I got on board Grant Morrison’s run on Batman just a month or two before the “Batman R.I.P.” storyline began. I was so fascinated (and sometimes frustrated) with what I read that I went back and bought every issue he’d written since #655.
After a brief interval taken up by the bombastic and exceedingly anticlimactic “Battle for the Cowl,” Morrison is back to writing the Caped Crusader. But this time, it’s Dick Grayson as the Dark Knight, and Morrison’s own controversial creation, Damian Wayne–the son of Bruce Wayne and Talia Al Ghul–as Robin.
I’ll admit I’m one of those people who think you really can’t replace Bruce Wayne. That particular superhero/secret identity dyad is too iconic, like Clark Kent and Superman. At one time, fans might have pointed to Wally West’s Flash or Kyle Rayner’s Green Lantern as evidence that this “legacy” idea can work, but–aside from the fact that Barry Allen and Hal Jordan are back anyway–both of those heroes had their own predecessors in the Golden Age. Unlike them, Bruce Wayne has been Batman since before the very first Flash or Green Lantern appeared in comics. The time to replace Batman was the early Silver Age, before the 1960s TV show cemented Batman and stately Wayne Manor as American cultural icons.
What’s more, it’s largely Morrison’s own fault it’s hard to accept anyone else as Batman now. It was Morrison who created the “Bat-god” in the pages of JLA, and this characterization was carried into the Justice League Unlimited cartoon. As Morrison has suggested in interviews, “Batman R.I.P.” was essentially a mediation on that idea.

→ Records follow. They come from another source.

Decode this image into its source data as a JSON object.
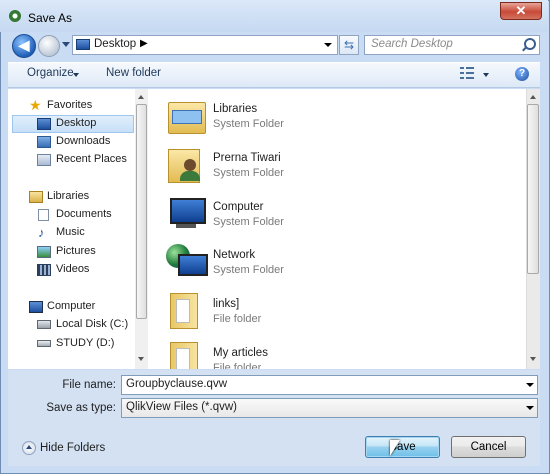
{
  "window": {
    "title": "Save As",
    "close_label": "✕"
  },
  "nav": {
    "location": "Desktop",
    "search_placeholder": "Search Desktop"
  },
  "toolbar": {
    "organize_label": "Organize",
    "new_folder_label": "New folder",
    "help_label": "?"
  },
  "sidebar": {
    "favorites": {
      "label": "Favorites",
      "items": [
        {
          "label": "Desktop"
        },
        {
          "label": "Downloads"
        },
        {
          "label": "Recent Places"
        }
      ]
    },
    "libraries": {
      "label": "Libraries",
      "items": [
        {
          "label": "Documents"
        },
        {
          "label": "Music"
        },
        {
          "label": "Pictures"
        },
        {
          "label": "Videos"
        }
      ]
    },
    "computer": {
      "label": "Computer",
      "items": [
        {
          "label": "Local Disk (C:)"
        },
        {
          "label": "STUDY (D:)"
        }
      ]
    }
  },
  "files": [
    {
      "name": "Libraries",
      "type": "System Folder",
      "icon": "libraries-icon"
    },
    {
      "name": "Prerna Tiwari",
      "type": "System Folder",
      "icon": "user-folder-icon"
    },
    {
      "name": "Computer",
      "type": "System Folder",
      "icon": "computer-icon"
    },
    {
      "name": "Network",
      "type": "System Folder",
      "icon": "network-icon"
    },
    {
      "name": "links]",
      "type": "File folder",
      "icon": "folder-icon"
    },
    {
      "name": "My articles",
      "type": "File folder",
      "icon": "folder-icon"
    }
  ],
  "form": {
    "file_name_label": "File name:",
    "file_name_value": "Groupbyclause.qvw",
    "save_type_label": "Save as type:",
    "save_type_value": "QlikView Files (*.qvw)"
  },
  "footer": {
    "hide_folders_label": "Hide Folders",
    "save_label": "Save",
    "cancel_label": "Cancel"
  },
  "colors": {
    "chrome": "#c9dcf3",
    "selection": "#c7e0f8",
    "primary_button": "#98d1ef"
  }
}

The upshot of all this is: enjoy the ride while it lasts, because chances are Bruce will be back in the cowl within a year or two. With that in mind, Batman and Robin is shaping up to be a fun–and profoundly weird–ride.